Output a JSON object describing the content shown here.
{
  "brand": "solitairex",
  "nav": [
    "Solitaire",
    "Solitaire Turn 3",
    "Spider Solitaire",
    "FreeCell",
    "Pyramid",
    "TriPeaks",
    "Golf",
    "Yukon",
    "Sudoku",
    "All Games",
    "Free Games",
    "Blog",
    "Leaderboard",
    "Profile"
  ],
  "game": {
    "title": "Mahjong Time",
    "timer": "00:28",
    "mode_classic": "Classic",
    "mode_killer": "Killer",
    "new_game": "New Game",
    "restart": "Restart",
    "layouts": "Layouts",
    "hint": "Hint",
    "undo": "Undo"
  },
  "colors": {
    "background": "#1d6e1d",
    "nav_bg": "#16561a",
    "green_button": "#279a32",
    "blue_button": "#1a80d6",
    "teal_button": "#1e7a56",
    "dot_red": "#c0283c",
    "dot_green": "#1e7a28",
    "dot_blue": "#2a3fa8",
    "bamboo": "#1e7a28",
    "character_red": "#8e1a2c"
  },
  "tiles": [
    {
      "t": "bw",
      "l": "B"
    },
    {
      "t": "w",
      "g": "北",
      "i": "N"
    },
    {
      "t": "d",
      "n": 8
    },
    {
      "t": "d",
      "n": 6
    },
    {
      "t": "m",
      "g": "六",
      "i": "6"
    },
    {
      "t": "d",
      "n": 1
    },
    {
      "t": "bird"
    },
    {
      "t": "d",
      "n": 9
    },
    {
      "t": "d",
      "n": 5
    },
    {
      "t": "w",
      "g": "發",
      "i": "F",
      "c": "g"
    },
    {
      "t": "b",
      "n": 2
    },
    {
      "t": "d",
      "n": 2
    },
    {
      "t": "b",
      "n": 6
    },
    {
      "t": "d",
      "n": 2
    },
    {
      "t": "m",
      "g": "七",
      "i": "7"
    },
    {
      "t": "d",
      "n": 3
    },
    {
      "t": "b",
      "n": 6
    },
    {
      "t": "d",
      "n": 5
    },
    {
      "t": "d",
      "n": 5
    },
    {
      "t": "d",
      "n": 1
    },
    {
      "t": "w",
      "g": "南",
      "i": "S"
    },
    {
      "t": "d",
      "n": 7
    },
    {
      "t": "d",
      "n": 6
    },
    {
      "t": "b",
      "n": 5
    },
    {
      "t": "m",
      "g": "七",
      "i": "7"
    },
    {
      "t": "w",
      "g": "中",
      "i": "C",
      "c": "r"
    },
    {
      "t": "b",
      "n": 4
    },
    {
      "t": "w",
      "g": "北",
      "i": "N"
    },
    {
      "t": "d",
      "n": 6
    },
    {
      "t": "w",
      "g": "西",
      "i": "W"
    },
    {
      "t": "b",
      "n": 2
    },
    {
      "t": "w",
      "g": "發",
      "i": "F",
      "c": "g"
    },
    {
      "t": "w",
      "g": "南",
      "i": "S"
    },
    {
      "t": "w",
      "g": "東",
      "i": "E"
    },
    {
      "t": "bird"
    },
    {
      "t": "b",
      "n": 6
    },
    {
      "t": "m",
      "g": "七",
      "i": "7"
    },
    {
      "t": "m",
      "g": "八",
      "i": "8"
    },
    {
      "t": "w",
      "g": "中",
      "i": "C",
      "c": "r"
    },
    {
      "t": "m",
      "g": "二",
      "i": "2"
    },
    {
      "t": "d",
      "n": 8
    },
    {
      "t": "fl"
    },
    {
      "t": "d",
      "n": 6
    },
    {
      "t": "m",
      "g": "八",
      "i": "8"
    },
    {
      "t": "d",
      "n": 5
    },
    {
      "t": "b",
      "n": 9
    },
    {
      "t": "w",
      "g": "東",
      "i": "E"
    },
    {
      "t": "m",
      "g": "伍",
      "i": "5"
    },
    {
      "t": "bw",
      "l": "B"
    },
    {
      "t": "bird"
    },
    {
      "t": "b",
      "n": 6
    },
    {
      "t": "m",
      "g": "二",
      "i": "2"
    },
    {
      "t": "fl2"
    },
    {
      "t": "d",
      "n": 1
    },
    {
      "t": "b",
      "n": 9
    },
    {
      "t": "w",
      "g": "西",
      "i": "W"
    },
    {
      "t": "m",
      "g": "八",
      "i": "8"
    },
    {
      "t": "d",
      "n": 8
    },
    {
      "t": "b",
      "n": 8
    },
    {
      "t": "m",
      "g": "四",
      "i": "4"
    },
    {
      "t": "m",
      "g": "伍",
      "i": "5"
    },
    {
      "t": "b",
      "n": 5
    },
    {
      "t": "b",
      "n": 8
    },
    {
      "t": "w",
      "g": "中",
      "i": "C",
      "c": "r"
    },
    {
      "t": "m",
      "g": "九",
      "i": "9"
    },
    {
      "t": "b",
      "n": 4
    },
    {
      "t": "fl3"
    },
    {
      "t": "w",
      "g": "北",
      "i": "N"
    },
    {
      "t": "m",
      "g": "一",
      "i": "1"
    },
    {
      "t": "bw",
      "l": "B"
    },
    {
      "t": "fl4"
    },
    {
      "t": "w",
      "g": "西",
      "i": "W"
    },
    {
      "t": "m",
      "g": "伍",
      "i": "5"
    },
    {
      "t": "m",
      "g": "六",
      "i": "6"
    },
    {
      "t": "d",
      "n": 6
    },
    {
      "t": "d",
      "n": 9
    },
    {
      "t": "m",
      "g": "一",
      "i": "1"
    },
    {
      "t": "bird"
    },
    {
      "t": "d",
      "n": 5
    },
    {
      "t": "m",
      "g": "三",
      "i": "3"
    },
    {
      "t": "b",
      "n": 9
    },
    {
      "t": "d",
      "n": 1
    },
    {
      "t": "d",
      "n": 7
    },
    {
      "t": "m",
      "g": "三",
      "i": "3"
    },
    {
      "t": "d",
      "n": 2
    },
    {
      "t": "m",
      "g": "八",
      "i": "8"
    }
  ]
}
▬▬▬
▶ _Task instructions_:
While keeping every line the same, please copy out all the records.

▶ _Response to the exercise_:
Output a JSON object describing the content shown here.
{
  "brand": "solitairex",
  "nav": [
    "Solitaire",
    "Solitaire Turn 3",
    "Spider Solitaire",
    "FreeCell",
    "Pyramid",
    "TriPeaks",
    "Golf",
    "Yukon",
    "Sudoku",
    "All Games",
    "Free Games",
    "Blog",
    "Leaderboard",
    "Profile"
  ],
  "game": {
    "title": "Mahjong Time",
    "timer": "00:28",
    "mode_classic": "Classic",
    "mode_killer": "Killer",
    "new_game": "New Game",
    "restart": "Restart",
    "layouts": "Layouts",
    "hint": "Hint",
    "undo": "Undo"
  },
  "colors": {
    "background": "#1d6e1d",
    "nav_bg": "#16561a",
    "green_button": "#279a32",
    "blue_button": "#1a80d6",
    "teal_button": "#1e7a56",
    "dot_red": "#c0283c",
    "dot_green": "#1e7a28",
    "dot_blue": "#2a3fa8",
    "bamboo": "#1e7a28",
    "character_red": "#8e1a2c"
  },
  "tiles": [
    {
      "t": "bw",
      "l": "B"
    },
    {
      "t": "w",
      "g": "北",
      "i": "N"
    },
    {
      "t": "d",
      "n": 8
    },
    {
      "t": "d",
      "n": 6
    },
    {
      "t": "m",
      "g": "六",
      "i": "6"
    },
    {
      "t": "d",
      "n": 1
    },
    {
      "t": "bird"
    },
    {
      "t": "d",
      "n": 9
    },
    {
      "t": "d",
      "n": 5
    },
    {
      "t": "w",
      "g": "發",
      "i": "F",
      "c": "g"
    },
    {
      "t": "b",
      "n": 2
    },
    {
      "t": "d",
      "n": 2
    },
    {
      "t": "b",
      "n": 6
    },
    {
      "t": "d",
      "n": 2
    },
    {
      "t": "m",
      "g": "七",
      "i": "7"
    },
    {
      "t": "d",
      "n": 3
    },
    {
      "t": "b",
      "n": 6
    },
    {
      "t": "d",
      "n": 5
    },
    {
      "t": "d",
      "n": 5
    },
    {
      "t": "d",
      "n": 1
    },
    {
      "t": "w",
      "g": "南",
      "i": "S"
    },
    {
      "t": "d",
      "n": 7
    },
    {
      "t": "d",
      "n": 6
    },
    {
      "t": "b",
      "n": 5
    },
    {
      "t": "m",
      "g": "七",
      "i": "7"
    },
    {
      "t": "w",
      "g": "中",
      "i": "C",
      "c": "r"
    },
    {
      "t": "b",
      "n": 4
    },
    {
      "t": "w",
      "g": "北",
      "i": "N"
    },
    {
      "t": "d",
      "n": 6
    },
    {
      "t": "w",
      "g": "西",
      "i": "W"
    },
    {
      "t": "b",
      "n": 2
    },
    {
      "t": "w",
      "g": "發",
      "i": "F",
      "c": "g"
    },
    {
      "t": "w",
      "g": "南",
      "i": "S"
    },
    {
      "t": "w",
      "g": "東",
      "i": "E"
    },
    {
      "t": "bird"
    },
    {
      "t": "b",
      "n": 6
    },
    {
      "t": "m",
      "g": "七",
      "i": "7"
    },
    {
      "t": "m",
      "g": "八",
      "i": "8"
    },
    {
      "t": "w",
      "g": "中",
      "i": "C",
      "c": "r"
    },
    {
      "t": "m",
      "g": "二",
      "i": "2"
    },
    {
      "t": "d",
      "n": 8
    },
    {
      "t": "fl"
    },
    {
      "t": "d",
      "n": 6
    },
    {
      "t": "m",
      "g": "八",
      "i": "8"
    },
    {
      "t": "d",
      "n": 5
    },
    {
      "t": "b",
      "n": 9
    },
    {
      "t": "w",
      "g": "東",
      "i": "E"
    },
    {
      "t": "m",
      "g": "伍",
      "i": "5"
    },
    {
      "t": "bw",
      "l": "B"
    },
    {
      "t": "bird"
    },
    {
      "t": "b",
      "n": 6
    },
    {
      "t": "m",
      "g": "二",
      "i": "2"
    },
    {
      "t": "fl2"
    },
    {
      "t": "d",
      "n": 1
    },
    {
      "t": "b",
      "n": 9
    },
    {
      "t": "w",
      "g": "西",
      "i": "W"
    },
    {
      "t": "m",
      "g": "八",
      "i": "8"
    },
    {
      "t": "d",
      "n": 8
    },
    {
      "t": "b",
      "n": 8
    },
    {
      "t": "m",
      "g": "四",
      "i": "4"
    },
    {
      "t": "m",
      "g": "伍",
      "i": "5"
    },
    {
      "t": "b",
      "n": 5
    },
    {
      "t": "b",
      "n": 8
    },
    {
      "t": "w",
      "g": "中",
      "i": "C",
      "c": "r"
    },
    {
      "t": "m",
      "g": "九",
      "i": "9"
    },
    {
      "t": "b",
      "n": 4
    },
    {
      "t": "fl3"
    },
    {
      "t": "w",
      "g": "北",
      "i": "N"
    },
    {
      "t": "m",
      "g": "一",
      "i": "1"
    },
    {
      "t": "bw",
      "l": "B"
    },
    {
      "t": "fl4"
    },
    {
      "t": "w",
      "g": "西",
      "i": "W"
    },
    {
      "t": "m",
      "g": "伍",
      "i": "5"
    },
    {
      "t": "m",
      "g": "六",
      "i": "6"
    },
    {
      "t": "d",
      "n": 6
    },
    {
      "t": "d",
      "n": 9
    },
    {
      "t": "m",
      "g": "一",
      "i": "1"
    },
    {
      "t": "bird"
    },
    {
      "t": "d",
      "n": 5
    },
    {
      "t": "m",
      "g": "三",
      "i": "3"
    },
    {
      "t": "b",
      "n": 9
    },
    {
      "t": "d",
      "n": 1
    },
    {
      "t": "d",
      "n": 7
    },
    {
      "t": "m",
      "g": "三",
      "i": "3"
    },
    {
      "t": "d",
      "n": 2
    },
    {
      "t": "m",
      "g": "八",
      "i": "8"
    }
  ]
}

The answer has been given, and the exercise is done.